In the 11 January 1902 issue of the Paducah Sun, the following was printed: "We regret to learn that Captain Ben F. Egan, the veteran steamboat man, is an inmate of a hospital in Washington, being treated in for an incurable disease. He was a resident of Smithland many years ago and is recollected by our older citizens, and has friends here.
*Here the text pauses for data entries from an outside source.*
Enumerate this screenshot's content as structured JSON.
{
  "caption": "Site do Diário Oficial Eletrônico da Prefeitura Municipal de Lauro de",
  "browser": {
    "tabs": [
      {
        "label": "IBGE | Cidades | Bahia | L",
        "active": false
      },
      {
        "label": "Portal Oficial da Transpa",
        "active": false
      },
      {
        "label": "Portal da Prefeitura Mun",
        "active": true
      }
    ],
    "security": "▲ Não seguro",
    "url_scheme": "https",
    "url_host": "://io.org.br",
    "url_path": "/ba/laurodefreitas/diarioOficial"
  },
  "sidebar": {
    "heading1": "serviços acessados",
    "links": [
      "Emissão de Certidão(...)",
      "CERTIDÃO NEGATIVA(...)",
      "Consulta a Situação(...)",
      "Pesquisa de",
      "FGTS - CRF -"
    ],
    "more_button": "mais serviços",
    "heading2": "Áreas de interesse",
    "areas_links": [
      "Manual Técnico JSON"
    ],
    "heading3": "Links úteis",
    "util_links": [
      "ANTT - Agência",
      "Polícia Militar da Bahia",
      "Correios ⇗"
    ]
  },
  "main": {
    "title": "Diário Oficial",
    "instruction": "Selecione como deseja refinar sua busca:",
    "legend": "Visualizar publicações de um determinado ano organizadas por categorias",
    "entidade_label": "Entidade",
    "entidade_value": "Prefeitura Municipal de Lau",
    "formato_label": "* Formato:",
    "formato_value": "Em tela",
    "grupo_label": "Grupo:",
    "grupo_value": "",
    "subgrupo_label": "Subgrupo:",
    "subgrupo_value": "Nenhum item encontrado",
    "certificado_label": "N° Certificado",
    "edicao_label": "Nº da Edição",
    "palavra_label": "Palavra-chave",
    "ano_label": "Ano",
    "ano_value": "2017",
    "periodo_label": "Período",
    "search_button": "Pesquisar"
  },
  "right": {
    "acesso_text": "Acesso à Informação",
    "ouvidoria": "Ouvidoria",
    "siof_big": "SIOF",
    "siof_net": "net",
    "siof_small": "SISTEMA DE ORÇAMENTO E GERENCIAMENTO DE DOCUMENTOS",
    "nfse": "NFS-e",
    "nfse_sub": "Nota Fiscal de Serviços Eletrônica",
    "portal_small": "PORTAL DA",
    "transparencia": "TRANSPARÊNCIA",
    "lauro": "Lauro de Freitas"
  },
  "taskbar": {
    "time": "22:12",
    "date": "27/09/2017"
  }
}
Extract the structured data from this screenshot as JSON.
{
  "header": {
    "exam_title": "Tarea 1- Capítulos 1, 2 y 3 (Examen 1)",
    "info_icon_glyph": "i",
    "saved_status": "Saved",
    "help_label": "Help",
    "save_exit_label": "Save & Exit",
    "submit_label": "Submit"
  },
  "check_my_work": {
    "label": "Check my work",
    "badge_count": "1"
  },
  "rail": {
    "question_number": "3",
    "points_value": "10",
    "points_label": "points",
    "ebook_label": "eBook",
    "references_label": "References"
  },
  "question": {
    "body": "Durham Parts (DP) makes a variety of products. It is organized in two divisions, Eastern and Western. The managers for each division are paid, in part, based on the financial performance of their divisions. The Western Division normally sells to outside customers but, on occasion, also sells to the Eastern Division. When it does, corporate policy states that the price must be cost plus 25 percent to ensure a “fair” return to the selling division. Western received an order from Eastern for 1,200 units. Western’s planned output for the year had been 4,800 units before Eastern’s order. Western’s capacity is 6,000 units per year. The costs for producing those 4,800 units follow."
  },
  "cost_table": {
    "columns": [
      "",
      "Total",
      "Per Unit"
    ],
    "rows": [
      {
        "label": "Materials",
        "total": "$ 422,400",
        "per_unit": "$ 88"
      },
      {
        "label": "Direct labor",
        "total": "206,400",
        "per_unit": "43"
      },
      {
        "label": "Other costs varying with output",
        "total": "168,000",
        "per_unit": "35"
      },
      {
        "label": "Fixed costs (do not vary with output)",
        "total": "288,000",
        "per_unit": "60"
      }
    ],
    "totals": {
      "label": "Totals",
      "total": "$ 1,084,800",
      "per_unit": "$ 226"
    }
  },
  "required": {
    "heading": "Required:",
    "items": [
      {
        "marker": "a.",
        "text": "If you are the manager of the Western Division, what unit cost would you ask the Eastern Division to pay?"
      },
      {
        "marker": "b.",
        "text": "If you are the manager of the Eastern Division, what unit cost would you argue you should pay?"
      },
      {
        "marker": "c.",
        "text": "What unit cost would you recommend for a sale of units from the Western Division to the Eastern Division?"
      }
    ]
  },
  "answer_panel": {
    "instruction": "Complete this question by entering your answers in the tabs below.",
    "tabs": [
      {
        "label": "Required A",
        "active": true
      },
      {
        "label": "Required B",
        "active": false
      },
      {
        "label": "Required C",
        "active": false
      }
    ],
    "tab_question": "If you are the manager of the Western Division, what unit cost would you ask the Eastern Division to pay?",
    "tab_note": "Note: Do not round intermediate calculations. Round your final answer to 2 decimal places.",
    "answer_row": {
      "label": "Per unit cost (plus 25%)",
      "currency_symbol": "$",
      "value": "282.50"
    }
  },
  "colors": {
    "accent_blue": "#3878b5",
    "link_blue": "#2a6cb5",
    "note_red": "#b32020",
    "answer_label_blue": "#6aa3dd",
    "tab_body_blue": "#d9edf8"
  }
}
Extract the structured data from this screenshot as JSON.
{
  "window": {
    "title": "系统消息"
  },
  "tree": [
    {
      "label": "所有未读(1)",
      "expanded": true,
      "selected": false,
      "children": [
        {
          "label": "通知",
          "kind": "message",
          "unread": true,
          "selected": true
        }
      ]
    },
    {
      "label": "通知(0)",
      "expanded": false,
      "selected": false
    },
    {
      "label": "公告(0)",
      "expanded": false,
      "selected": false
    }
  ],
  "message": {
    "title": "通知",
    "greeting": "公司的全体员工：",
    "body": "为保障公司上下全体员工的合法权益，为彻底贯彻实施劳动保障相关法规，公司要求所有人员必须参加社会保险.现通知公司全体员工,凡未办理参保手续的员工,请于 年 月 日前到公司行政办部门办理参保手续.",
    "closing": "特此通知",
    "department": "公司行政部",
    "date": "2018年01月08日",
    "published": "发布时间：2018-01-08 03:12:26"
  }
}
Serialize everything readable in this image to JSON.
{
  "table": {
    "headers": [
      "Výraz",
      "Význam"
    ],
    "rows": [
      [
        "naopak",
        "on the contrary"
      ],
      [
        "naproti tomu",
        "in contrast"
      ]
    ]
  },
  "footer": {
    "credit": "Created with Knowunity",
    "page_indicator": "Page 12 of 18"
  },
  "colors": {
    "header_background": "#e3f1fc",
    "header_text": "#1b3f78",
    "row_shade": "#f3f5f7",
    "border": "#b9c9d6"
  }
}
The sick man is a Mexican war veteran and was a steamboatman before the war."

Ben F. Egan died 24 February 1908 in the Government Hospital for the Insane in Washington, DC.  He was 81 years old.

 Published 4 April 2013, Western Kentucky Genealogy Blog,




Tuesday, April 2, 2013

Tombstone Tuesday - Wilson Cemetery

I first visited this old cemetery in the Bells Mines area of Crittenden County in 1989 and re-visited it several times through the early 1990s. Recently I got a longing to go back to the cemetery and take photos of all the tombstones, something I neglected to do in previous visits. Did I remember how to get there? I knew it was not far down the road from Greens Chapel Cemetery, but how far?  My good friend, Brenda Travis Underdown, who writes Forgotten Passages Blog, and I decided we would try to find it.  We put our memories together and came up with this: We knew we had to cross a little creek and climb a hill and surely the daffodils planted around the tombstones could be seen from a distance. So, we planned a spring visit, using the daffodils as a focal point.  The first attempt was not successful, but yesterday it worked and the daffodils could be seen from a distance.

This cemetery is on land formerly owned by Jeremiah Wilson whose Burial was likely the first in the cemetery. Buried beside him is his wife, Dolly.

Dolly H.
Sept. 11, 1808
Jan. 21, 1892
Nearby are the tombstones of Jeremiah and Dolly's son and daughter-in-law, George P. and Margaret (Crabtree) Wilson.

George P.
June 28, 1830
Nov. 15, 1917
Gone by not forgotten
Margaret A.
Wife of
G.P. Wilson
Mar. 14, 1836
Apr. 11, 1906
The graves of the following children of George P. and Margaret are nearby:  Joseph Robert, June 14, 1860 - July 12, 1874 and William P., February 1, 1856 - May 23, 1858.
Other children of Jeremiah and Dolly are buried here, too.  W.J. Wilson, February 16, 1839 - October 6, 1875 and Joseph Wilson, May 28, 1837 -  September 16, 1871. A daughter of Jeremiah and Dolly rests nearby.
Elizabeth A.
Wife of
J.L. Lamb
Jan. 17, 1865
Aged 22 years
There are many more tombstones in this cemetery and we were fortunate to locate all of those recorded in the 1990s. For a complete list, refer to The Crittenden County Kentucky Cemeteries North Western Section, Volume III, published 2005 and available from the Crittenden County Genealogical Society.
Nearby is the tombstone of James E. Taylor. It was face down on the ground and perhaps had been toppled by a downed tree during a recent ice storm.
James E. Taylor
Oct. 11, 1829
Nov. 13, 1863
The following tombstone is interesting in that it is handcarved and is shaped somewhat like the sandstone tombstones of the 1830s and 1840s in the area.

E. Black
This Life
March 18th
A.D. 1848
Aged 16 mo
5 days
A footstone with her full name sits at the foot of the grave.

One of the most interesting tombstones is that of M.D. We do not know who is buried here.
Published 2 April 2013, Western Kentucky Genealogy Blog,